Start of DATA TO USE

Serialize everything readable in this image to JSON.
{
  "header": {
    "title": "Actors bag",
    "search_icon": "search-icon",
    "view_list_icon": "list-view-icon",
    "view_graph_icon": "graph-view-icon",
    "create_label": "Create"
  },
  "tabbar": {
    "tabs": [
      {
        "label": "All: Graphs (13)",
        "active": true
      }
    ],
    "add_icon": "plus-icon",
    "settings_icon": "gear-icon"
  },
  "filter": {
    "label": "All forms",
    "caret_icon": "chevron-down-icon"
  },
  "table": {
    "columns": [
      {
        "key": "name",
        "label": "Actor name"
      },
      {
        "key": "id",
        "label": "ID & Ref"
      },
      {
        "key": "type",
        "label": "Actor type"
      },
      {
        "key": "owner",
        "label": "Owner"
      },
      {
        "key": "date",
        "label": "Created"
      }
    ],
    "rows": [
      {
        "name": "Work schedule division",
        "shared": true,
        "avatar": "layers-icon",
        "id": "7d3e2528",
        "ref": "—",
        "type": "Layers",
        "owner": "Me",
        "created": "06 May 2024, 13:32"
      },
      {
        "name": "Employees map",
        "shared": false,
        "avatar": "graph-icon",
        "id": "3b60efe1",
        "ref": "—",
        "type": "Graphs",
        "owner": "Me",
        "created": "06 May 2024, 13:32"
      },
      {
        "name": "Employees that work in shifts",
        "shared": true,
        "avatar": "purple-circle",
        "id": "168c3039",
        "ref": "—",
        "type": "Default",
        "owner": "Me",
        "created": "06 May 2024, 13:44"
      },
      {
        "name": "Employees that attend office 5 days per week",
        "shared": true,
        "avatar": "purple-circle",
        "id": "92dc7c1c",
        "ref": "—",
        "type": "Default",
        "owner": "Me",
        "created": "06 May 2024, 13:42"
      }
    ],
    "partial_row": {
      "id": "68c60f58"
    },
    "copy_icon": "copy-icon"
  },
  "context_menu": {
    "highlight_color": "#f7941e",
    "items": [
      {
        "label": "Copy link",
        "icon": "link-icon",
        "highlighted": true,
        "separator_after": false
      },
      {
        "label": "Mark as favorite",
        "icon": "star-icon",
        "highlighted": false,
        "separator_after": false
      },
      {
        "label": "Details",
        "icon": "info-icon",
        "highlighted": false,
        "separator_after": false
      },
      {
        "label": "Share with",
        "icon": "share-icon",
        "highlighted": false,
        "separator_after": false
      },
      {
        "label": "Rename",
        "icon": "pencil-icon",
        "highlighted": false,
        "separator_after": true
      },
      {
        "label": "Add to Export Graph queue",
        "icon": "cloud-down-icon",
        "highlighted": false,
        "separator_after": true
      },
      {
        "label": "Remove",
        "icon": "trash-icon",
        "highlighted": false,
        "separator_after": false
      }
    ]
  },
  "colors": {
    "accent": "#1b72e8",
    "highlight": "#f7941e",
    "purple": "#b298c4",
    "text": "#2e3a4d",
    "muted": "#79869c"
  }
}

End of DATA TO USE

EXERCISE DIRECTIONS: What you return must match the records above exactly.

RESPONSE FOR THIS EXERCISE:
Serialize everything readable in this image to JSON.
{
  "header": {
    "title": "Actors bag",
    "search_icon": "search-icon",
    "view_list_icon": "list-view-icon",
    "view_graph_icon": "graph-view-icon",
    "create_label": "Create"
  },
  "tabbar": {
    "tabs": [
      {
        "label": "All: Graphs (13)",
        "active": true
      }
    ],
    "add_icon": "plus-icon",
    "settings_icon": "gear-icon"
  },
  "filter": {
    "label": "All forms",
    "caret_icon": "chevron-down-icon"
  },
  "table": {
    "columns": [
      {
        "key": "name",
        "label": "Actor name"
      },
      {
        "key": "id",
        "label": "ID & Ref"
      },
      {
        "key": "type",
        "label": "Actor type"
      },
      {
        "key": "owner",
        "label": "Owner"
      },
      {
        "key": "date",
        "label": "Created"
      }
    ],
    "rows": [
      {
        "name": "Work schedule division",
        "shared": true,
        "avatar": "layers-icon",
        "id": "7d3e2528",
        "ref": "—",
        "type": "Layers",
        "owner": "Me",
        "created": "06 May 2024, 13:32"
      },
      {
        "name": "Employees map",
        "shared": false,
        "avatar": "graph-icon",
        "id": "3b60efe1",
        "ref": "—",
        "type": "Graphs",
        "owner": "Me",
        "created": "06 May 2024, 13:32"
      },
      {
        "name": "Employees that work in shifts",
        "shared": true,
        "avatar": "purple-circle",
        "id": "168c3039",
        "ref": "—",
        "type": "Default",
        "owner": "Me",
        "created": "06 May 2024, 13:44"
      },
      {
        "name": "Employees that attend office 5 days per week",
        "shared": true,
        "avatar": "purple-circle",
        "id": "92dc7c1c",
        "ref": "—",
        "type": "Default",
        "owner": "Me",
        "created": "06 May 2024, 13:42"
      }
    ],
    "partial_row": {
      "id": "68c60f58"
    },
    "copy_icon": "copy-icon"
  },
  "context_menu": {
    "highlight_color": "#f7941e",
    "items": [
      {
        "label": "Copy link",
        "icon": "link-icon",
        "highlighted": true,
        "separator_after": false
      },
      {
        "label": "Mark as favorite",
        "icon": "star-icon",
        "highlighted": false,
        "separator_after": false
      },
      {
        "label": "Details",
        "icon": "info-icon",
        "highlighted": false,
        "separator_after": false
      },
      {
        "label": "Share with",
        "icon": "share-icon",
        "highlighted": false,
        "separator_after": false
      },
      {
        "label": "Rename",
        "icon": "pencil-icon",
        "highlighted": false,
        "separator_after": true
      },
      {
        "label": "Add to Export Graph queue",
        "icon": "cloud-down-icon",
        "highlighted": false,
        "separator_after": true
      },
      {
        "label": "Remove",
        "icon": "trash-icon",
        "highlighted": false,
        "separator_after": false
      }
    ]
  },
  "colors": {
    "accent": "#1b72e8",
    "highlight": "#f7941e",
    "purple": "#b298c4",
    "text": "#2e3a4d",
    "muted": "#79869c"
  }
}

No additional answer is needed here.